Medical researchers at the Mayo Clinic have found that in old age men were 1.5 times more likely to suffer from some form of memory loss know as mild cognitive impairment, which research shows can, but does not always, lead to Alzheimer’s disease.
As researcher, Ronald Petersen, explained:
“Mild cognitive impairment is the stage between normal forgetfulness of aging and the development of diagnosed dementia itself.
Even though you might have problems with thinking and memory, if they don’t interfere with your everyday activities and are the result of normal forgetfulness you need not be concerned.”
Symptoms of mild cognitive
Some of the symptoms of mild cognitive decline include:
- Forgetting recent events or conversations
- Having trouble doing more than one task at a time
- Trouble solving problems
- Taking more time to do a more difficult mental activity
Here are some interesting statistics recorded in regard to memory loss in the elderly

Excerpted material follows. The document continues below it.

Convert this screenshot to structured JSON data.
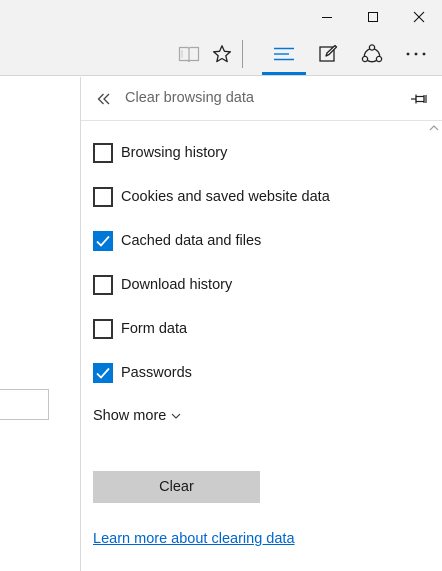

The study, published in the September 7, 2010 print issue of Neurology, found that
- 14% of participants have mild cognitive impairment
- Nearly 10% already had dementia
- 76% had normal memory and thinking skills
- 19% of the men had mild cognitive impairment, 14% of the women
- 3.3% of those interviews had a dementia that hadn’t been detected by records or other method
Age and memory loss for men
Rather a little piece of unpleasant news for the men.
If you’re worried about your mental decline as you get older, experts recommend you take steps right away to address the risk factors within your control.
You’ll want stop smoking, control high blood pressure, eat a low fat, balanced diet, and most important of all be active on a regular basis.
Try maintaining your social contacts and engaging in activities that are enjoyable and mentally stimulating are easy, effective ways to keep memory loss in the elderly at bay.
Above all, try to use the 10 simple and most effective steps to improve your memory. By using the strategies listed in the articles, you have the power to improve your memory loss.